§ Recorded data
== Segment start ==

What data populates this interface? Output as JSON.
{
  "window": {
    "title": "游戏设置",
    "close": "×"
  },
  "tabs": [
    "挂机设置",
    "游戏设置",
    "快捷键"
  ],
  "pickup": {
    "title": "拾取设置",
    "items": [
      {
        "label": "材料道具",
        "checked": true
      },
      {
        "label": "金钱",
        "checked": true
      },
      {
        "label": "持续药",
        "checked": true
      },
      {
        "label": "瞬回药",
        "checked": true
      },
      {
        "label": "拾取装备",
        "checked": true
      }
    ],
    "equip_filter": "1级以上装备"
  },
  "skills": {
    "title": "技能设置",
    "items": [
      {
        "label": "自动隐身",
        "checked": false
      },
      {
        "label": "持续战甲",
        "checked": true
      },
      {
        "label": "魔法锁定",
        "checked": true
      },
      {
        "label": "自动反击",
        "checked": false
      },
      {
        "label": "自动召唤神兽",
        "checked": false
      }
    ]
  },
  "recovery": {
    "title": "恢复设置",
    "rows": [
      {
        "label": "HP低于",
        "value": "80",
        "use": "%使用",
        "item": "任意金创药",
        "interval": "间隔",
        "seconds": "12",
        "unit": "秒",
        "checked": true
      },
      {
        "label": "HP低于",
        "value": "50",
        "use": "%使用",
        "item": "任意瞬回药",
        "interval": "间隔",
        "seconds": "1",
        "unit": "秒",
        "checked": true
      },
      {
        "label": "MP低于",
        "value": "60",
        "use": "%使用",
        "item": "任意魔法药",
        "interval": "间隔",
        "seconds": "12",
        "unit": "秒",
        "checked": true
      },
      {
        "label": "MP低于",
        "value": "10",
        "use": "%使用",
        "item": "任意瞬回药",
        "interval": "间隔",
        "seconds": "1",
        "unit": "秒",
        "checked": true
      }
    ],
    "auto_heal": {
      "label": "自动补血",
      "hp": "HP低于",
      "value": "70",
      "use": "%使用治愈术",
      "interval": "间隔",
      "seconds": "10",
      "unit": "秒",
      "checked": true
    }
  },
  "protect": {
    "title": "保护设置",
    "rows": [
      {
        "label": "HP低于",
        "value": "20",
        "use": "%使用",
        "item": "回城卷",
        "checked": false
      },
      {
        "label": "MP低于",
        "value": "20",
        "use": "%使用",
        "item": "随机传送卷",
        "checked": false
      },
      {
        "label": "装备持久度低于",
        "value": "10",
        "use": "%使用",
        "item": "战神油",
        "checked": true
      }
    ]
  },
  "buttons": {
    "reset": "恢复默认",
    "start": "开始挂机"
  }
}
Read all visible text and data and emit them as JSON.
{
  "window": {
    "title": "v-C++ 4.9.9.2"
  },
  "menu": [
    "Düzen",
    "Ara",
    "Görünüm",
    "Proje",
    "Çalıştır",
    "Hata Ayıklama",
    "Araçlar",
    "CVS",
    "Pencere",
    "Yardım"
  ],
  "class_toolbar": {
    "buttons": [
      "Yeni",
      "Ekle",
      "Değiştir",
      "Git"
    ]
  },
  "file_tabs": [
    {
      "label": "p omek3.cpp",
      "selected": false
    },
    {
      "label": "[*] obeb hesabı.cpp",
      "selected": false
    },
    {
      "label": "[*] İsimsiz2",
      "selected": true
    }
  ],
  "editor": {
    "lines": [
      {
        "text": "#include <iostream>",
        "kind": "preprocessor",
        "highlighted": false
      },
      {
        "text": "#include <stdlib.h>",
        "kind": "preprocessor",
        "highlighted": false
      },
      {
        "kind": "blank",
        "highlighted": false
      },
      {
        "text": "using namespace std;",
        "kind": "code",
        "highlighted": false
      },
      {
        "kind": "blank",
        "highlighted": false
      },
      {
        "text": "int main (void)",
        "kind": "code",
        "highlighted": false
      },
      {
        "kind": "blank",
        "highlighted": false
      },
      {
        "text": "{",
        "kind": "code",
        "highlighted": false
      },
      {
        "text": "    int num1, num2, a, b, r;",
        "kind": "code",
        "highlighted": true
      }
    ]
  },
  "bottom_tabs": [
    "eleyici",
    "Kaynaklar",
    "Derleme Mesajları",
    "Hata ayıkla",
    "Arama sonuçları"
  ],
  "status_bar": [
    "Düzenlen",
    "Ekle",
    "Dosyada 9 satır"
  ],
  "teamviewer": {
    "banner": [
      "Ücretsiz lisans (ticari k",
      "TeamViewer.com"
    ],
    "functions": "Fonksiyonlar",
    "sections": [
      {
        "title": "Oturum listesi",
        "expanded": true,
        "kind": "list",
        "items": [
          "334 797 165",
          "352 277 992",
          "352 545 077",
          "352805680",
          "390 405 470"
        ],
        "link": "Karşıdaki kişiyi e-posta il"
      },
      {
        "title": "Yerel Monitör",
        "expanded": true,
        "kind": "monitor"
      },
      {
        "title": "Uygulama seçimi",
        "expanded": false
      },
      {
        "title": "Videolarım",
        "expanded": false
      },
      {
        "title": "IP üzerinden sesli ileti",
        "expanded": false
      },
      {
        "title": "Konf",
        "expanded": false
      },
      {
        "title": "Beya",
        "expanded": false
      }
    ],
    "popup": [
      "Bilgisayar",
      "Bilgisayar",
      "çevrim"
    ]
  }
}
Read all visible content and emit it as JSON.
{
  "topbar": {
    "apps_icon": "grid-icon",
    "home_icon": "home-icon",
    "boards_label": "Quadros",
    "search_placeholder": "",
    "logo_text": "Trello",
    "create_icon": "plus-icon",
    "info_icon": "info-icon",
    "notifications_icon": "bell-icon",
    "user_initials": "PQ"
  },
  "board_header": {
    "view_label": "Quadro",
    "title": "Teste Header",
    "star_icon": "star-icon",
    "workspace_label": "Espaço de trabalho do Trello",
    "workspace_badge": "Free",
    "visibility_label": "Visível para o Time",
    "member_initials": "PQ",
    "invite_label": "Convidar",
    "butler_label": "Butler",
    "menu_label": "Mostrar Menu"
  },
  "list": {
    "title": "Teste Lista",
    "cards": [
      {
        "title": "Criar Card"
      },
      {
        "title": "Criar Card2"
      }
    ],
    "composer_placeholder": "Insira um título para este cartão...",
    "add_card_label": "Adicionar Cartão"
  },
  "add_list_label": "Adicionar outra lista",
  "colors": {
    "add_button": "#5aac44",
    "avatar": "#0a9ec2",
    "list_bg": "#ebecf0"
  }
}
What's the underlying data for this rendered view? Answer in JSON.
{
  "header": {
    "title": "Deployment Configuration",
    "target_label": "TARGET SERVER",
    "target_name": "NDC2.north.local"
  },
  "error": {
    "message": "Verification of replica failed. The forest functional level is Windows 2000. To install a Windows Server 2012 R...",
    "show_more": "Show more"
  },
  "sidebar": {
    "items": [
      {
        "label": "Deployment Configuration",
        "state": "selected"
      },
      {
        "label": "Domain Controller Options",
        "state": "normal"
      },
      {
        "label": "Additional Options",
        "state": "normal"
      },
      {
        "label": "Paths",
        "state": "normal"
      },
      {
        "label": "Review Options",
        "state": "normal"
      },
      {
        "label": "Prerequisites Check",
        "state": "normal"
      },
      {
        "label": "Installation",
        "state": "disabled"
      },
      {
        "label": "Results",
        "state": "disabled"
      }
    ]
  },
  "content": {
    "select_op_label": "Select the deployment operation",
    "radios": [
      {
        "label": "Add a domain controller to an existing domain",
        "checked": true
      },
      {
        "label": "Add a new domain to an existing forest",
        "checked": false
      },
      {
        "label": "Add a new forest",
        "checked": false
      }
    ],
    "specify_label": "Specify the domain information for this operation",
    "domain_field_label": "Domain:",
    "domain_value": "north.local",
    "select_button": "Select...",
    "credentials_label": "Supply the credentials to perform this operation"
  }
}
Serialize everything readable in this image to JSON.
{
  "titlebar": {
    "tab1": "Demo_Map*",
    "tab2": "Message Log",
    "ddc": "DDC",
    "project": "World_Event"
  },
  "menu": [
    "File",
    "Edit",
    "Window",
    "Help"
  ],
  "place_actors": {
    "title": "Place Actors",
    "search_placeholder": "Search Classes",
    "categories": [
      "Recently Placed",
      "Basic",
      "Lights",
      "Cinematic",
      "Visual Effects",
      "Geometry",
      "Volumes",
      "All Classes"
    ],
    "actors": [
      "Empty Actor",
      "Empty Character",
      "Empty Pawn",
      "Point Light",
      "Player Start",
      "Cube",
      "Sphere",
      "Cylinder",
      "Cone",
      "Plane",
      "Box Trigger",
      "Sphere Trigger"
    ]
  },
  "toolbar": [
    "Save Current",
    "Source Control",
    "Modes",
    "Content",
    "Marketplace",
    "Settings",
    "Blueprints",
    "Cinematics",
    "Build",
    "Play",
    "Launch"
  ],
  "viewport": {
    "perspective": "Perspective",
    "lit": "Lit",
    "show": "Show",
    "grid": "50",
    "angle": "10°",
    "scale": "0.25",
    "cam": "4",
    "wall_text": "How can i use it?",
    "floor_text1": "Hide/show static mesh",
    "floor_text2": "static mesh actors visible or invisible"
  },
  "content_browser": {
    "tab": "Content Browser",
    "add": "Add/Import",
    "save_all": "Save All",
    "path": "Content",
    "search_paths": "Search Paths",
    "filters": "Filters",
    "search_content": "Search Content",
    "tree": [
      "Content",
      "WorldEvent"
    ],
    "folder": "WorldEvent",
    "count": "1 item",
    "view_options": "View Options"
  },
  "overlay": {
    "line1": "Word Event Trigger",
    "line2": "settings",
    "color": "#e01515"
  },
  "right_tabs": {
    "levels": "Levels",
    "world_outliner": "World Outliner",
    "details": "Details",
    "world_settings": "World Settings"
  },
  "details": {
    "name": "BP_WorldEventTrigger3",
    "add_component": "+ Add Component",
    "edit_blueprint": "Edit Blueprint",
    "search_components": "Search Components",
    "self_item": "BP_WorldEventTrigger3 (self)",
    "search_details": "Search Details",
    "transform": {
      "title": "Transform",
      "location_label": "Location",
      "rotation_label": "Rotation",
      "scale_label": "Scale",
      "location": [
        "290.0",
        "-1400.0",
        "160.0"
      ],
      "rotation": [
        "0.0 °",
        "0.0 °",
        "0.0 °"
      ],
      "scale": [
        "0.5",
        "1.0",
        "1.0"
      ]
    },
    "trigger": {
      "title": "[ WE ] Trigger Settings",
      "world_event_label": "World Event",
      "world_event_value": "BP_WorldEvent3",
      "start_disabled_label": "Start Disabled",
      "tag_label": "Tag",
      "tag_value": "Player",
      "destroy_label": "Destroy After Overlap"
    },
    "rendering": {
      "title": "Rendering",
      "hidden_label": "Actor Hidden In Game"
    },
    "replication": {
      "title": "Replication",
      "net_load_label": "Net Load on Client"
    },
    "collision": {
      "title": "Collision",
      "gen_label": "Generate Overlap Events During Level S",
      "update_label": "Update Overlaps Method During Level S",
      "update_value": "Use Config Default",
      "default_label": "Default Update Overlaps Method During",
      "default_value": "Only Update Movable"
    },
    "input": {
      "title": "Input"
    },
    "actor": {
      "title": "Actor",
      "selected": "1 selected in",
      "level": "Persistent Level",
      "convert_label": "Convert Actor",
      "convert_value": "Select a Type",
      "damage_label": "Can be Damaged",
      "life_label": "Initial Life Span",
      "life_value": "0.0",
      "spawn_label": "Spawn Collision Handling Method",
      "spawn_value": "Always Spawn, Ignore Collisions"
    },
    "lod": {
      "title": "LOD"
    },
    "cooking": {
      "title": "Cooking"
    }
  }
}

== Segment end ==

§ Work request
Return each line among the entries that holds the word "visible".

§ Task answer
Read all visible text and data and emit them as JSON.
Read all visible content and emit it as JSON.
    "floor_text2": "static mesh actors visible or invisible"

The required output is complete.